Second — and this may seem strange to many of you — we insert glittery, feathery silver twigs and clusters of twigs with gold berries along the length of the tree’s branches. We do this because they add interesting texture and really help soften what would otherwise be the too-perfect shape of the artificial tree. We balance them visually around the tree, while making sure that their tips extend well beyond the tree itself. If you use garland, this is the time to apply it.
The next step is to put the largest elements on your tree. In our case it’s a half dozen really large angels. We start with the remaining chocolate-colored ones, making sure they travel down the tree from top to bottom, and around the circumference, not one on top of the other. The large silver and gold angels come next, carefully juxtaposed against the chocolate ones.
As with the lights, it’s critical that you tuck decorations back into the recesses of the tree, not just hang them on the tips. This will give you a lush look.
Once our smaller angels have been placed into the appropriate holes, nooks or crannies, we add other elements. Note that although our tree is almost monochromatic, with its rich golds, silvers and browns, fabulous pink balls keep the scheme from dying. Just be careful if you choose to add a contrasting color that the balls are tucked in amongst the branches, and not hanging on the exterior, where they would become too prominent and could prove to be a distraction rather than an enhancement.
Sparkly pewter-colored snowflakes in three sizes add yet another texture.
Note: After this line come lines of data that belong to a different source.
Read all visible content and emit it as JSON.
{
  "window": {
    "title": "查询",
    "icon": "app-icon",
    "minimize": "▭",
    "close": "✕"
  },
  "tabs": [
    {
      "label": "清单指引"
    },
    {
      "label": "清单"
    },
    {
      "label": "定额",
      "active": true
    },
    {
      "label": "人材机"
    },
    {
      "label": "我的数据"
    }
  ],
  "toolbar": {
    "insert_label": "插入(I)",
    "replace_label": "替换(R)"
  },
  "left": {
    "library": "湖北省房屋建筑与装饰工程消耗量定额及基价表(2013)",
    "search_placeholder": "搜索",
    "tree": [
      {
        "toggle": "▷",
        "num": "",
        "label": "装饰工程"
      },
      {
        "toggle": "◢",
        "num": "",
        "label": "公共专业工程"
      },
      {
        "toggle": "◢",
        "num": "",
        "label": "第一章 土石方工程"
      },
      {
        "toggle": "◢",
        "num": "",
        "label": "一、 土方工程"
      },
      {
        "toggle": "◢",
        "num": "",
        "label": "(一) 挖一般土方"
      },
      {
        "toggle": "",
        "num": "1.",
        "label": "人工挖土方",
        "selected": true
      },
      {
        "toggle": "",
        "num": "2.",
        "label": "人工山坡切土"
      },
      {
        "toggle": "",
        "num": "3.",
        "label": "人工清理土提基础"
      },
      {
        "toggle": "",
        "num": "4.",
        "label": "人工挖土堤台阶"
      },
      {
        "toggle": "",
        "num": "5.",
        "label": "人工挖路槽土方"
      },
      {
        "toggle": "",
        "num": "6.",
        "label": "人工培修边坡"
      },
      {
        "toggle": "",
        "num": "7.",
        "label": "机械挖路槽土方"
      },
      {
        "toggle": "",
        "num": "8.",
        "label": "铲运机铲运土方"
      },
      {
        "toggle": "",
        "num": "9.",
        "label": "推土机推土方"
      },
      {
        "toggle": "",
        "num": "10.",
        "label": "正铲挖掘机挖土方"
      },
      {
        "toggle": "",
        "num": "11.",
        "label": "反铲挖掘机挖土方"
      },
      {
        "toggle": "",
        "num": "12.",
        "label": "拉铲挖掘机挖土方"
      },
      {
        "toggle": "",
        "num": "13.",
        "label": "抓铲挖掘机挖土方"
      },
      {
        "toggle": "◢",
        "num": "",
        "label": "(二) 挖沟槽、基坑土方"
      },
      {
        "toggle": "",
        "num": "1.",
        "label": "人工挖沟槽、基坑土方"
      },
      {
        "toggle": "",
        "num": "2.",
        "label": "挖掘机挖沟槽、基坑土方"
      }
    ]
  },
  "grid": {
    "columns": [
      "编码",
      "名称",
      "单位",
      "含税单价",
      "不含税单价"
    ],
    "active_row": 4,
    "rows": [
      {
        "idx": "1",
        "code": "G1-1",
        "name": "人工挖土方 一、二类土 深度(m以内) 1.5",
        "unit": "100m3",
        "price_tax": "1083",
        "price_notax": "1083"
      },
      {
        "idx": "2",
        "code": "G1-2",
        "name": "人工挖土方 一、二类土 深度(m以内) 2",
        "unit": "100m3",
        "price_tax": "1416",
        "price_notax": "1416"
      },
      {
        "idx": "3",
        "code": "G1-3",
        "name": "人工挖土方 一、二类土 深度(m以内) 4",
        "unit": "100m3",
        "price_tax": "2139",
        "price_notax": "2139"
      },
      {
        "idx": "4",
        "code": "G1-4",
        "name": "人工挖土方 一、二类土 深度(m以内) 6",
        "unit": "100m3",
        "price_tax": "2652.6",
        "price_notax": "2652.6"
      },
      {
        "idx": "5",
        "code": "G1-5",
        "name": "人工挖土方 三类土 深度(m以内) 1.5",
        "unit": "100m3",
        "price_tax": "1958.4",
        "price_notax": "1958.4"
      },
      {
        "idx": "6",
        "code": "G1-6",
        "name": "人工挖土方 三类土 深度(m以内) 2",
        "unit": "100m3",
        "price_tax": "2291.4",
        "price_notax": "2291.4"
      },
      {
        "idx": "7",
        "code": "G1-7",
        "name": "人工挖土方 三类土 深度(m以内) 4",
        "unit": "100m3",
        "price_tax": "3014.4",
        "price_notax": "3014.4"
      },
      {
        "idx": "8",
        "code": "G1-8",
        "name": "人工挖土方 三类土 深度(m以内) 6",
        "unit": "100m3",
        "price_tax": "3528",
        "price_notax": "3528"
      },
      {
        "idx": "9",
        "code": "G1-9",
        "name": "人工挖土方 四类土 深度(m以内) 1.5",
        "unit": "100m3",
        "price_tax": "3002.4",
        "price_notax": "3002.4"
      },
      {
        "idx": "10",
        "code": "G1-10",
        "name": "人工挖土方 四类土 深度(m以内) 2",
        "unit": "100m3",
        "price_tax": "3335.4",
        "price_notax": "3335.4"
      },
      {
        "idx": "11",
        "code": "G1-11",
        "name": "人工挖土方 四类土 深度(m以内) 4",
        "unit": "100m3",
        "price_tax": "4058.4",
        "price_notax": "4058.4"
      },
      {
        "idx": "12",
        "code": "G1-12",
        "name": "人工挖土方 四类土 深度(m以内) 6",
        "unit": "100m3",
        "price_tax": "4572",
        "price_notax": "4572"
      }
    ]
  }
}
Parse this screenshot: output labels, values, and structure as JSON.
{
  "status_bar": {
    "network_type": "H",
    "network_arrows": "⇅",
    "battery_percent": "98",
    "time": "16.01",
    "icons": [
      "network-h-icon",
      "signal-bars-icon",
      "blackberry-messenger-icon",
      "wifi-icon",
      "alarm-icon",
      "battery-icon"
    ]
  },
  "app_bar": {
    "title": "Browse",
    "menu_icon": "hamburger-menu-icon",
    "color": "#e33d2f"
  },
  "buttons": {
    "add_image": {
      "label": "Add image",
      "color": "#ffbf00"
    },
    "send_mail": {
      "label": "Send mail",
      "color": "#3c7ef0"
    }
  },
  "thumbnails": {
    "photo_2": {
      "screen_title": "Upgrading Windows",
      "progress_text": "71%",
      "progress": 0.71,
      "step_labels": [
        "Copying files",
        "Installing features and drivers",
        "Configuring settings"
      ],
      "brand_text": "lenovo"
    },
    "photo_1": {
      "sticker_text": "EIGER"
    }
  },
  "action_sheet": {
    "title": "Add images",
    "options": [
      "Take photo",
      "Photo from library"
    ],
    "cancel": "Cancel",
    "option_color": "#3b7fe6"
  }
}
You feel more than see them on our tree, but if they weren’t there, the tree would lose some of its life and interest.
A new shape is introduced with very inexpensive but quite marvelous faux crystal icicles. They catch and reflect the tree lights and add sparkle, which is really important. Are you old enough to remember the tinsel that folks used to drape over trees in the 1950s? These serve the same purpose.
No winged theme would be complete without birds. Stores tend to be full of fairly tacky birds, so we wait till we find ones that call to us. Don’t be in a hurry and compromise your taste in order to “finish” your tree. If it takes years to find the right things, that is perfectly fine. It will be worth the wait.
Your Christmas tree should tell your story as much as anything else in your home. This contemporary and spare tree is absolutely stunning. Notice that even on this tree, balls are carefully hung inside along the branches, not just on the outside. (Can you tell I think this is really important?)
Some people design their tree around the design of their room, and this is certainly a beautiful example of that. Notice how the textures of the ornaments and the sizes of the balls are varied. The addition of the sapphire blue color is perfect, and in just the right amount.
This is just delightful. The tree shape created from hats of different sizes and textures is such a creative way to do a tree without doing a tree. And the two little evergreens perfectly complement the design, while subversively nodding to tradition.
However you celebrate, my family wishes you a very merry Christmas and a happy, happy holiday season.
This post originally published on Houzz.